Murderous German pensioner wanted to teach a lesson
The 71-year-old shot dead two lawyers and a surveyor who had come to discuss the sale of a house in the town of Schwalmtal as part of a divorce settlement between the gunman's daughter and her ex-husband.
Berlin -- A German pensioner who went on a shooting rampage that left three people dead did so in order to teach people "not to mess" with him or his family, police said on Wednesday.
The 71-year-old shot dead on Tuesday two lawyers, 38 and 70, and a surveyor, 48, who had come to discuss the sale of a house in the town of Schwalmtal as part of a divorce settlement between the gunman's daughter and her ex-husband.
"According to the suspect's statement, he loaded his pistol with seven bullets, reloaded it and then shot the victims again.
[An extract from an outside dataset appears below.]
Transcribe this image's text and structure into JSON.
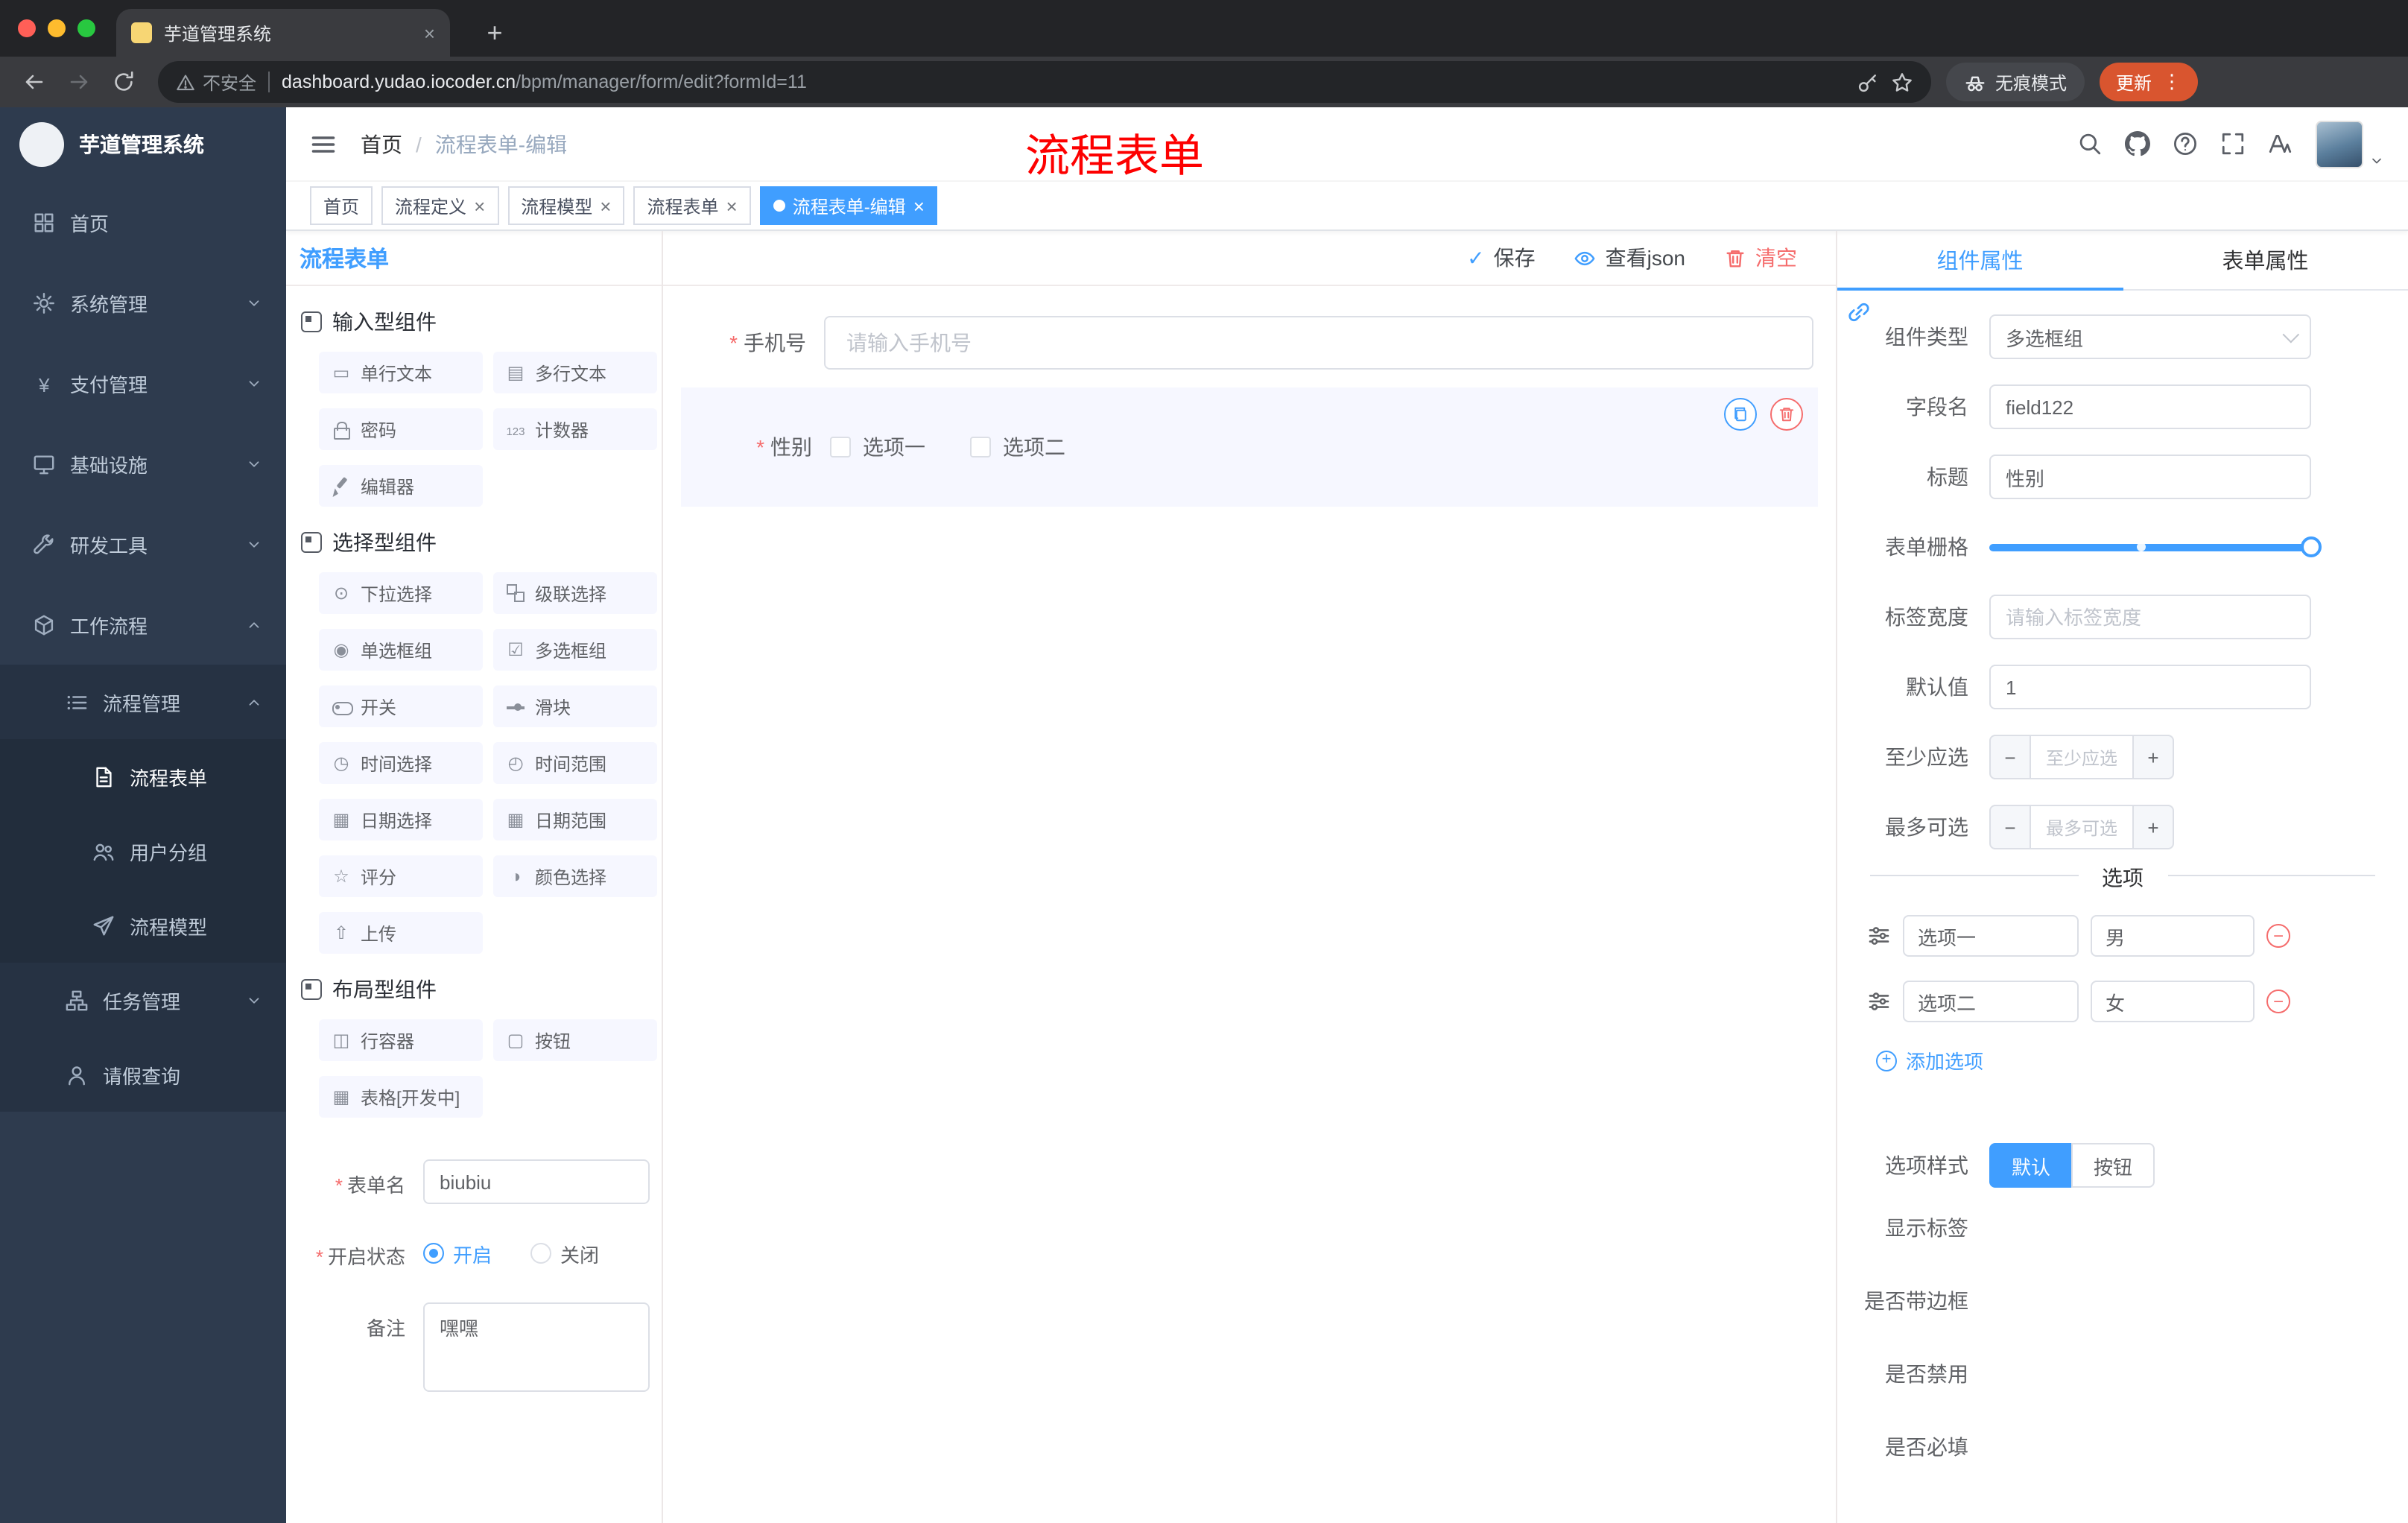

This was, he says, to make sure that they were dead," Düsseldorf police chief Juergen Schneider said.
"According to his statement, he wanted to punish the people who were delaying this whole affair ... He wanted to make clear to people not to mess with him and his family," Schneider told a news conference.
Hundreds of police including masked commandos surrounded the house, and after three hours he surrendered by waving his white shirt at an upstairs window.
A second surveyor, a 40-year-old woman, was shot twice but survived. She was in a stable condition in hospital on Wednesday, and well enough to give a statement to investigators, Schneider said.
The pensioner's daughter, 44, and two other people also in the house were unharmed.
Pictures showed the grey-haired pensioner being taken to a police van by masked commandos with his hands behind his back.
The Bild newspaper reported that the man had been on trial in 2006 for attacking two people with a baseball bat.
The shooting brought back memories of the bloodbath unleashed by 17-year-old Tim Kretschmer, who shot dead nine pupils and three teachers at his old school, as well as three bystanders in and around the town of Winnenden in March.
Peter Aldenhoff from the public prosecutors office said he expected the man to be remanded in custody later on Wednesday and charged with murder, although this might be delayed because of his health as he is a diabetic.
"I think it was meant to be me," 44-year-old Hubert K., the pensioner's former son-in-law, told rolling news channel NTV. "He didn't want me to get anything (from the sale of the house), from my property, which was mine."
"He hated us because my dad split up with my mum," the man's grandson Christian, 18, told Bild. "He wanted at all costs to prevent the house being auctioned. I believe the attack was meant for me and my father."
The pensioner stuck his tongue out at his wife's ex-husband and his grandson as he was whisked away by police, Bild said.